Eagle rays give birth to 4 to 7 live young after a 12-month gestation period. They can live up to 20 years and weigh between 20 to 25kg.
SASSI status: Orange
Biscuit skates occur in the eastern Atlantic Ocean. They can be found in sandy and muddy areas to depths of 700m.
These fish are often caught as by-catch in offshore demersal hake fishery nets. The fishery uses trawl nets which are dragged behind the boat on the ocean floor at depths from 110 - 800 m.
Biscuit skates feed mainly on invertebrates and fish.
SASSI status: Orange
Soles have compressed, asymmetrical bodies with both eyes on the same side of the head.
They are found in temperate and tropical oceans around the world. There are about 13 known species of sole in southern African waters.
- Right-eyed flatfishes – both eyes are found on the right side of the body.
- A sluggish, bottom-dwelling species.
- Camouflage artists – they are sandy coloured and blend into the sand. They also burrow beneath the sand.
Zebra soles have poison glands at the base of each fin ray. If they are attacked, the poison is powerful enough to make the predator release it immediately.

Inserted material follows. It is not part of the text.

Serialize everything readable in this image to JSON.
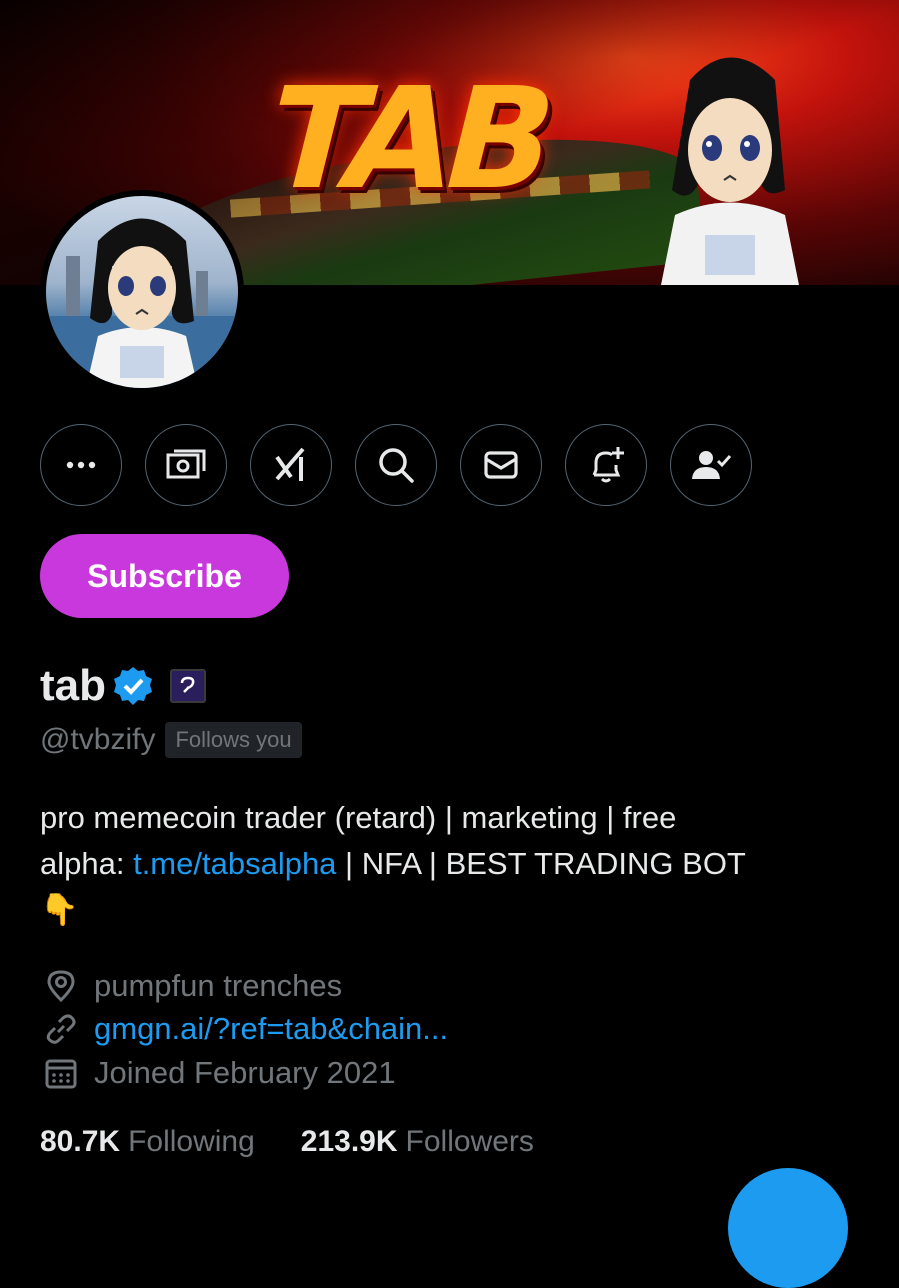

Soles are a popular eating fish.
Soles get their name from solea – which means sandal or sole of the foot.
SASSI status: East coast sole is Orange

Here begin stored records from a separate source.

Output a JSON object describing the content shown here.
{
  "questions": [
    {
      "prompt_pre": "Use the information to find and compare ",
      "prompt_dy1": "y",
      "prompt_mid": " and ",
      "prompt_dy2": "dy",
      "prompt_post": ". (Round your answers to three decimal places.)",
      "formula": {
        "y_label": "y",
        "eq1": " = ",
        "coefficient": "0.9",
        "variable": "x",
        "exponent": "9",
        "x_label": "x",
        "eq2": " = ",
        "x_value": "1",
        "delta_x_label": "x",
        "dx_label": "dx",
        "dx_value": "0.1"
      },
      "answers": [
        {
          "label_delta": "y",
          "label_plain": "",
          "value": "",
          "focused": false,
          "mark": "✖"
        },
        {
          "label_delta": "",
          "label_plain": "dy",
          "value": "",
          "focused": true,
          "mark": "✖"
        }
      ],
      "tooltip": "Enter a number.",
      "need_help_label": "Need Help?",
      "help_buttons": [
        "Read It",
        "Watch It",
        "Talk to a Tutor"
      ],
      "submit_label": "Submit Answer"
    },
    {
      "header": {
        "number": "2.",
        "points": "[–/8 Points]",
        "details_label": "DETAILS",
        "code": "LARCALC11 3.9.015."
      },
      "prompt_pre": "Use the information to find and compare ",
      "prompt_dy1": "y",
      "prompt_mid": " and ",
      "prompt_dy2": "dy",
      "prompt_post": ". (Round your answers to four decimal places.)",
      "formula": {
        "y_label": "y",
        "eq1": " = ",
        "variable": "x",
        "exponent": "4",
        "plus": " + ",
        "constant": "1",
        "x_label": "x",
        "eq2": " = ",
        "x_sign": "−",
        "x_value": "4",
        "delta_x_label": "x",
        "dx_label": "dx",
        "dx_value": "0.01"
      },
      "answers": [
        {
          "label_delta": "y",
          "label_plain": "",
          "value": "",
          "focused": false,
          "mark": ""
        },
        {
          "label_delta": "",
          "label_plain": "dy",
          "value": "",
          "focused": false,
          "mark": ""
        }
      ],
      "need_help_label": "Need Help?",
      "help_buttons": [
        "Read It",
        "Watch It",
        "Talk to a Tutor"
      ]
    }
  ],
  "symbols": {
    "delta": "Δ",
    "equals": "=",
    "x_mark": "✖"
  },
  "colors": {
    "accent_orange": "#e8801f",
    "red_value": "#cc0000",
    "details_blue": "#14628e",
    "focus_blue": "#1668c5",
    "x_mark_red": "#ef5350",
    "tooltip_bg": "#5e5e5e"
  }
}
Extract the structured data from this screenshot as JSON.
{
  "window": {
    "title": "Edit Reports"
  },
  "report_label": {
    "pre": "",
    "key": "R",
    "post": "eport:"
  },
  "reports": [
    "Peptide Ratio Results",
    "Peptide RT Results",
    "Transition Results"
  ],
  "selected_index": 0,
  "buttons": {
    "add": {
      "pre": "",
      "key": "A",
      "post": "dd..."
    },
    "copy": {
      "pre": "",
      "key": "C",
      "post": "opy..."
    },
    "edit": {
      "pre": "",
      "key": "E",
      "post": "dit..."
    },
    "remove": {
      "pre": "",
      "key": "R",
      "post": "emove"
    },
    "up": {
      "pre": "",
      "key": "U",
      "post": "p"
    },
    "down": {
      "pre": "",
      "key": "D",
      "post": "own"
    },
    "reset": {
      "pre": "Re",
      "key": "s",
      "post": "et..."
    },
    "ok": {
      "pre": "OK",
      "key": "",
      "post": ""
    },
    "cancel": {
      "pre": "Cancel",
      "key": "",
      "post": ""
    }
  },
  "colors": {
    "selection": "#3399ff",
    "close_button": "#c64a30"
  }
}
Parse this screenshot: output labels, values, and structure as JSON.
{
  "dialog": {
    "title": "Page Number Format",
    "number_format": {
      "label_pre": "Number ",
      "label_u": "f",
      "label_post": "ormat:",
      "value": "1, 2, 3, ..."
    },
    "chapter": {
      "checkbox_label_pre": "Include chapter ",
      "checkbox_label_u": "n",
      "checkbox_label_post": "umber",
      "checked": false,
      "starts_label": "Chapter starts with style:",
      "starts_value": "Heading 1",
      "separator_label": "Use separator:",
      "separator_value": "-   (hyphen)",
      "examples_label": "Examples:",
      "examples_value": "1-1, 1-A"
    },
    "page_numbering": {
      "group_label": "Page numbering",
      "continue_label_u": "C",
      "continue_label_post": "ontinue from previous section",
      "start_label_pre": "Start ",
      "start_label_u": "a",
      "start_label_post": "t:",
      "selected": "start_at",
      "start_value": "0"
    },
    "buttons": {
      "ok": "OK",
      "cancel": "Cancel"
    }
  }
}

Evileye puffers are found in the Indo-West Pacific, mainly along continental shores from Maputo to False Bay.
Round moony (natal moony)
Adult moonies live in rivers, estuaries and harbours whereas juveniles are common in freshwater or estuaries, in seagrass or algae beds. The round moony is less common off the South African south coast than the oval moony.
Both species do well in aquariums.
Grow to a size of between 20 and 25cm.
Cape moony (oval moony)
Moonies are at home in fresh water and salt water. They occur in large shoals in rivers, estuaries, harbours and in the sea from Tanzania to the Breë River (also reported from Madagascar) and are common off the South African south coast. They are active at night and feed on shrimp and small crabs.
They are sometimes called kite fish because of their shape.
Although they prefer the shallow coastal waters of the southern and western Cape, leopard catsharks live at depths up to 250m off the Eastern Cape.